(Items from a data source)
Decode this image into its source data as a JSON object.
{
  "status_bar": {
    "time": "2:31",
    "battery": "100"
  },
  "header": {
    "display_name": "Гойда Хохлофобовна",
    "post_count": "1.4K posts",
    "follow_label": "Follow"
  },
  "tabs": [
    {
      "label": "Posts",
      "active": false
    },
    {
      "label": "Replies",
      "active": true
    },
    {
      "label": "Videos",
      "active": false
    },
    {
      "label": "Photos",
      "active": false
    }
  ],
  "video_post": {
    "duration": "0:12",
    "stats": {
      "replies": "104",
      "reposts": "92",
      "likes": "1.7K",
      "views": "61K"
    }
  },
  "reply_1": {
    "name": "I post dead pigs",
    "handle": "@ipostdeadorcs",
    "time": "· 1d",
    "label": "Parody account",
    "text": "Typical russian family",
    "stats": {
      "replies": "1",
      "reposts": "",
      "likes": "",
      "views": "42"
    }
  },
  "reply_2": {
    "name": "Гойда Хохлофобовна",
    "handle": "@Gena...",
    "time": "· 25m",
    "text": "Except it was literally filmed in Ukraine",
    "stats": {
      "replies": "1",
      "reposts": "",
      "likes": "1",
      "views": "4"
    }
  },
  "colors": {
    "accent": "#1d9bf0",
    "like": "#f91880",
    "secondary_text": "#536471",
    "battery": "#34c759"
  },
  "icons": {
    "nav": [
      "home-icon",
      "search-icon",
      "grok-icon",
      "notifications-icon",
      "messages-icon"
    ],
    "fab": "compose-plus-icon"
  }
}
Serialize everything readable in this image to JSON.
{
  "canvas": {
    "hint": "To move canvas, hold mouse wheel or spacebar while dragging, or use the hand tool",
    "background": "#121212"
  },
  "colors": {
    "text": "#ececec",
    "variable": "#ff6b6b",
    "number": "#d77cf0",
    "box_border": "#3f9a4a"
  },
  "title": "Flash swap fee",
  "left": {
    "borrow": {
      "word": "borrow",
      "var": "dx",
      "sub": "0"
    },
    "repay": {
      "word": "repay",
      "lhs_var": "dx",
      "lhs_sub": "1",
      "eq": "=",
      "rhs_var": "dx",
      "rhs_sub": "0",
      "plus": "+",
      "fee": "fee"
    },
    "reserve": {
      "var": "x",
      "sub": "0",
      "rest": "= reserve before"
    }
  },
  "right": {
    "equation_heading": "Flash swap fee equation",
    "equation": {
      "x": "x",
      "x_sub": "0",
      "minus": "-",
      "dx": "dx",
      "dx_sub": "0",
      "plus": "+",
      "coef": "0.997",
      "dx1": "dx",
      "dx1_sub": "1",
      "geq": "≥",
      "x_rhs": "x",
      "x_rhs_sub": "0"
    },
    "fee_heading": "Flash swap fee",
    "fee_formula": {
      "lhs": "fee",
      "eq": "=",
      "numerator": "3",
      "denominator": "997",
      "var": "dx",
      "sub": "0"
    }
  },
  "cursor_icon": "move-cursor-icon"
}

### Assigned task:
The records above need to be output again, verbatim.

### Task response:
Decode this image into its source data as a JSON object.
{
  "status_bar": {
    "time": "2:31",
    "battery": "100"
  },
  "header": {
    "display_name": "Гойда Хохлофобовна",
    "post_count": "1.4K posts",
    "follow_label": "Follow"
  },
  "tabs": [
    {
      "label": "Posts",
      "active": false
    },
    {
      "label": "Replies",
      "active": true
    },
    {
      "label": "Videos",
      "active": false
    },
    {
      "label": "Photos",
      "active": false
    }
  ],
  "video_post": {
    "duration": "0:12",
    "stats": {
      "replies": "104",
      "reposts": "92",
      "likes": "1.7K",
      "views": "61K"
    }
  },
  "reply_1": {
    "name": "I post dead pigs",
    "handle": "@ipostdeadorcs",
    "time": "· 1d",
    "label": "Parody account",
    "text": "Typical russian family",
    "stats": {
      "replies": "1",
      "reposts": "",
      "likes": "",
      "views": "42"
    }
  },
  "reply_2": {
    "name": "Гойда Хохлофобовна",
    "handle": "@Gena...",
    "time": "· 25m",
    "text": "Except it was literally filmed in Ukraine",
    "stats": {
      "replies": "1",
      "reposts": "",
      "likes": "1",
      "views": "4"
    }
  },
  "colors": {
    "accent": "#1d9bf0",
    "like": "#f91880",
    "secondary_text": "#536471",
    "battery": "#34c759"
  },
  "icons": {
    "nav": [
      "home-icon",
      "search-icon",
      "grok-icon",
      "notifications-icon",
      "messages-icon"
    ],
    "fab": "compose-plus-icon"
  }
}
Serialize everything readable in this image to JSON.
{
  "canvas": {
    "hint": "To move canvas, hold mouse wheel or spacebar while dragging, or use the hand tool",
    "background": "#121212"
  },
  "colors": {
    "text": "#ececec",
    "variable": "#ff6b6b",
    "number": "#d77cf0",
    "box_border": "#3f9a4a"
  },
  "title": "Flash swap fee",
  "left": {
    "borrow": {
      "word": "borrow",
      "var": "dx",
      "sub": "0"
    },
    "repay": {
      "word": "repay",
      "lhs_var": "dx",
      "lhs_sub": "1",
      "eq": "=",
      "rhs_var": "dx",
      "rhs_sub": "0",
      "plus": "+",
      "fee": "fee"
    },
    "reserve": {
      "var": "x",
      "sub": "0",
      "rest": "= reserve before"
    }
  },
  "right": {
    "equation_heading": "Flash swap fee equation",
    "equation": {
      "x": "x",
      "x_sub": "0",
      "minus": "-",
      "dx": "dx",
      "dx_sub": "0",
      "plus": "+",
      "coef": "0.997",
      "dx1": "dx",
      "dx1_sub": "1",
      "geq": "≥",
      "x_rhs": "x",
      "x_rhs_sub": "0"
    },
    "fee_heading": "Flash swap fee",
    "fee_formula": {
      "lhs": "fee",
      "eq": "=",
      "numerator": "3",
      "denominator": "997",
      "var": "dx",
      "sub": "0"
    }
  },
  "cursor_icon": "move-cursor-icon"
}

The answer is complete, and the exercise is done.